===== Input material =====

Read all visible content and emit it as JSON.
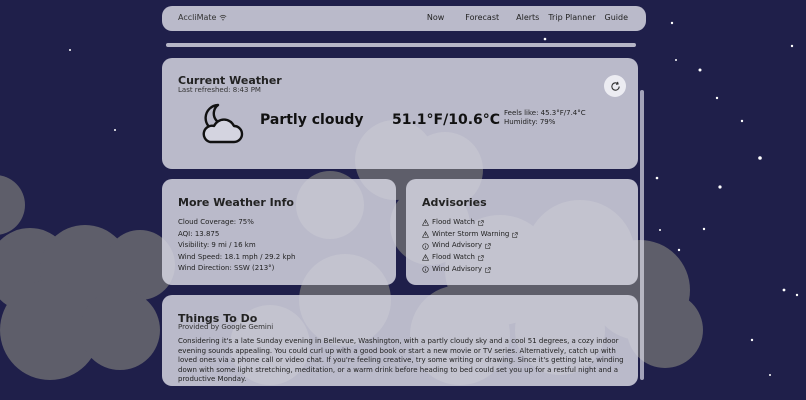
{
  "nav": {
    "brand": "AccliMate",
    "links": [
      "Now",
      "Forecast",
      "Alerts",
      "Trip Planner",
      "Guide"
    ]
  },
  "current": {
    "title": "Current Weather",
    "refreshed": "Last refreshed: 8:43 PM",
    "condition": "Partly cloudy",
    "condition_icon": "partly-cloudy-night-icon",
    "temperature": "51.1°F/10.6°C",
    "feels_like": "Feels like: 45.3°F/7.4°C",
    "humidity": "Humidity: 79%"
  },
  "more": {
    "title": "More Weather Info",
    "items": [
      "Cloud Coverage: 75%",
      "AQI: 13.875",
      "Visibility: 9 mi / 16 km",
      "Wind Speed: 18.1 mph / 29.2 kph",
      "Wind Direction: SSW (213°)"
    ]
  },
  "advisories": {
    "title": "Advisories",
    "items": [
      {
        "label": "Flood Watch",
        "icon": "warning-triangle-icon"
      },
      {
        "label": "Winter Storm Warning",
        "icon": "warning-triangle-icon"
      },
      {
        "label": "Wind Advisory",
        "icon": "info-circle-icon"
      },
      {
        "label": "Flood Watch",
        "icon": "warning-triangle-icon"
      },
      {
        "label": "Wind Advisory",
        "icon": "info-circle-icon"
      }
    ]
  },
  "todo": {
    "title": "Things To Do",
    "subtitle": "Provided by Google Gemini",
    "body": "Considering it's a late Sunday evening in Bellevue, Washington, with a partly cloudy sky and a cool 51 degrees, a cozy indoor evening sounds appealing. You could curl up with a good book or start a new movie or TV series. Alternatively, catch up with loved ones via a phone call or video chat. If you're feeling creative, try some writing or drawing. Since it's getting late, winding down with some light stretching, meditation, or a warm drink before heading to bed could set you up for a restful night and a productive Monday."
  },
  "colors": {
    "background": "#1f1f4a",
    "panel": "#d4d4e0",
    "cloud": "#5a5a66"
  }
}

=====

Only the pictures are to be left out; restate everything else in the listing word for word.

Read all visible content and emit it as JSON.
{
  "nav": {
    "brand": "AccliMate",
    "links": [
      "Now",
      "Forecast",
      "Alerts",
      "Trip Planner",
      "Guide"
    ]
  },
  "current": {
    "title": "Current Weather",
    "refreshed": "Last refreshed: 8:43 PM",
    "condition": "Partly cloudy",
    "condition_icon": "partly-cloudy-night-icon",
    "temperature": "51.1°F/10.6°C",
    "feels_like": "Feels like: 45.3°F/7.4°C",
    "humidity": "Humidity: 79%"
  },
  "more": {
    "title": "More Weather Info",
    "items": [
      "Cloud Coverage: 75%",
      "AQI: 13.875",
      "Visibility: 9 mi / 16 km",
      "Wind Speed: 18.1 mph / 29.2 kph",
      "Wind Direction: SSW (213°)"
    ]
  },
  "advisories": {
    "title": "Advisories",
    "items": [
      {
        "label": "Flood Watch",
        "icon": "warning-triangle-icon"
      },
      {
        "label": "Winter Storm Warning",
        "icon": "warning-triangle-icon"
      },
      {
        "label": "Wind Advisory",
        "icon": "info-circle-icon"
      },
      {
        "label": "Flood Watch",
        "icon": "warning-triangle-icon"
      },
      {
        "label": "Wind Advisory",
        "icon": "info-circle-icon"
      }
    ]
  },
  "todo": {
    "title": "Things To Do",
    "subtitle": "Provided by Google Gemini",
    "body": "Considering it's a late Sunday evening in Bellevue, Washington, with a partly cloudy sky and a cool 51 degrees, a cozy indoor evening sounds appealing. You could curl up with a good book or start a new movie or TV series. Alternatively, catch up with loved ones via a phone call or video chat. If you're feeling creative, try some writing or drawing. Since it's getting late, winding down with some light stretching, meditation, or a warm drink before heading to bed could set you up for a restful night and a productive Monday."
  },
  "colors": {
    "background": "#1f1f4a",
    "panel": "#d4d4e0",
    "cloud": "#5a5a66"
  }
}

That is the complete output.